** INSTRUCTIONS FOR THE TASK **
Starting at the top line and ending at the bottom one, repeat the entries exactly and drop every picture.

** MATERIAL FOR THE TASK **
+ + + + + + +
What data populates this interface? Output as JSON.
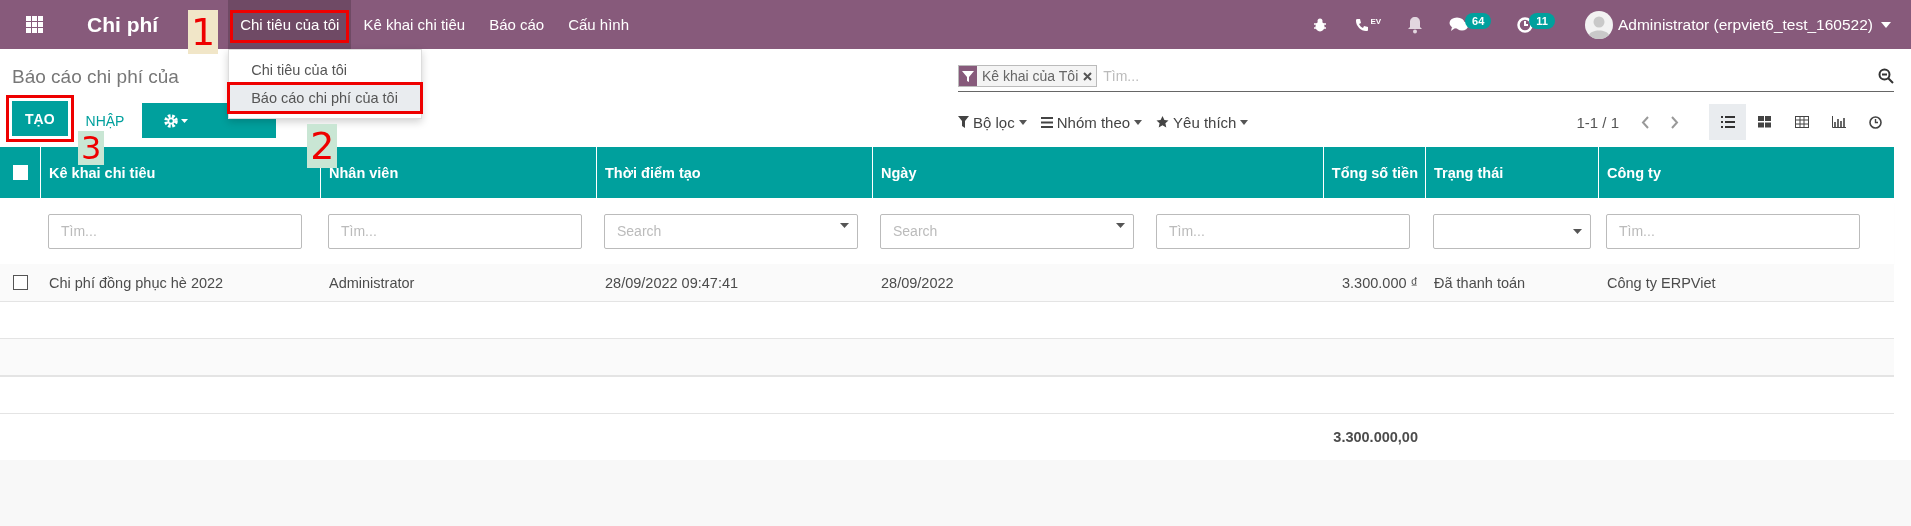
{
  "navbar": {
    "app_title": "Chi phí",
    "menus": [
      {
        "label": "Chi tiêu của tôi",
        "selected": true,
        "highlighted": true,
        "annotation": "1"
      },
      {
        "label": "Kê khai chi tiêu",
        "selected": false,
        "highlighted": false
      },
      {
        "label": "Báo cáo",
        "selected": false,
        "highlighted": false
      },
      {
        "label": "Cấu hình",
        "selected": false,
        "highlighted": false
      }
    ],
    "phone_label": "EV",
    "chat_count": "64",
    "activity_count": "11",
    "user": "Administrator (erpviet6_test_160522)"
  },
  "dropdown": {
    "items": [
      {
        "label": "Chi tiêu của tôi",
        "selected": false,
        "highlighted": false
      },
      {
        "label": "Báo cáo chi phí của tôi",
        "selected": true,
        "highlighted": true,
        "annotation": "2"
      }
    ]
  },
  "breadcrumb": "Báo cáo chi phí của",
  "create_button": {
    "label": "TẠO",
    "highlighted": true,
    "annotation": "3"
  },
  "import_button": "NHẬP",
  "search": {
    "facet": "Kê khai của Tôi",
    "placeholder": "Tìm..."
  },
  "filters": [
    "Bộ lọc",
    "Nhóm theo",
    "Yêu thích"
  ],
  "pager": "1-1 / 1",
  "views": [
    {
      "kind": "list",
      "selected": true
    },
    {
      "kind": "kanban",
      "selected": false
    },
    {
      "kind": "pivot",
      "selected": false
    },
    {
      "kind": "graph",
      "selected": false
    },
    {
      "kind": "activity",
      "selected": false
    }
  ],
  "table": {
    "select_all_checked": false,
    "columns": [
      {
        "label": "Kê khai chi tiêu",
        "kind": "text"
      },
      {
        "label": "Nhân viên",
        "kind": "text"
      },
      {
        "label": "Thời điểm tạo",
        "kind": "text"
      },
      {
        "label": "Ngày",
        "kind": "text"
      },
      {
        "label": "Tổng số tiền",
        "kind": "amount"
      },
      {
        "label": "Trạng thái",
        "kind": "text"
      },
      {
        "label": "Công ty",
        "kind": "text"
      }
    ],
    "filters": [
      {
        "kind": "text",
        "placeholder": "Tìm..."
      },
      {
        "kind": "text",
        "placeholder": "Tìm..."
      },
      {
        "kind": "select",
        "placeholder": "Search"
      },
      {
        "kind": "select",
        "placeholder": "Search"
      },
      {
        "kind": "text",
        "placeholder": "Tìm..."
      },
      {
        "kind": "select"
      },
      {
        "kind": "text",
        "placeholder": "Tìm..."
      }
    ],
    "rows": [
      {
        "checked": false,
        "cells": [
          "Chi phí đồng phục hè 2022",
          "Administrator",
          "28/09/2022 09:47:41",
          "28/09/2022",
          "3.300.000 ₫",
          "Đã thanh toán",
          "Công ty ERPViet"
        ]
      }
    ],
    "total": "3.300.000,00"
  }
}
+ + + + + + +
** ANSWER TO THE PROBLEM **
What data populates this interface? Output as JSON.
{
  "navbar": {
    "app_title": "Chi phí",
    "menus": [
      {
        "label": "Chi tiêu của tôi",
        "selected": true,
        "highlighted": true,
        "annotation": "1"
      },
      {
        "label": "Kê khai chi tiêu",
        "selected": false,
        "highlighted": false
      },
      {
        "label": "Báo cáo",
        "selected": false,
        "highlighted": false
      },
      {
        "label": "Cấu hình",
        "selected": false,
        "highlighted": false
      }
    ],
    "phone_label": "EV",
    "chat_count": "64",
    "activity_count": "11",
    "user": "Administrator (erpviet6_test_160522)"
  },
  "dropdown": {
    "items": [
      {
        "label": "Chi tiêu của tôi",
        "selected": false,
        "highlighted": false
      },
      {
        "label": "Báo cáo chi phí của tôi",
        "selected": true,
        "highlighted": true,
        "annotation": "2"
      }
    ]
  },
  "breadcrumb": "Báo cáo chi phí của",
  "create_button": {
    "label": "TẠO",
    "highlighted": true,
    "annotation": "3"
  },
  "import_button": "NHẬP",
  "search": {
    "facet": "Kê khai của Tôi",
    "placeholder": "Tìm..."
  },
  "filters": [
    "Bộ lọc",
    "Nhóm theo",
    "Yêu thích"
  ],
  "pager": "1-1 / 1",
  "views": [
    {
      "kind": "list",
      "selected": true
    },
    {
      "kind": "kanban",
      "selected": false
    },
    {
      "kind": "pivot",
      "selected": false
    },
    {
      "kind": "graph",
      "selected": false
    },
    {
      "kind": "activity",
      "selected": false
    }
  ],
  "table": {
    "select_all_checked": false,
    "columns": [
      {
        "label": "Kê khai chi tiêu",
        "kind": "text"
      },
      {
        "label": "Nhân viên",
        "kind": "text"
      },
      {
        "label": "Thời điểm tạo",
        "kind": "text"
      },
      {
        "label": "Ngày",
        "kind": "text"
      },
      {
        "label": "Tổng số tiền",
        "kind": "amount"
      },
      {
        "label": "Trạng thái",
        "kind": "text"
      },
      {
        "label": "Công ty",
        "kind": "text"
      }
    ],
    "filters": [
      {
        "kind": "text",
        "placeholder": "Tìm..."
      },
      {
        "kind": "text",
        "placeholder": "Tìm..."
      },
      {
        "kind": "select",
        "placeholder": "Search"
      },
      {
        "kind": "select",
        "placeholder": "Search"
      },
      {
        "kind": "text",
        "placeholder": "Tìm..."
      },
      {
        "kind": "select"
      },
      {
        "kind": "text",
        "placeholder": "Tìm..."
      }
    ],
    "rows": [
      {
        "checked": false,
        "cells": [
          "Chi phí đồng phục hè 2022",
          "Administrator",
          "28/09/2022 09:47:41",
          "28/09/2022",
          "3.300.000 ₫",
          "Đã thanh toán",
          "Công ty ERPViet"
        ]
      }
    ],
    "total": "3.300.000,00"
  }
}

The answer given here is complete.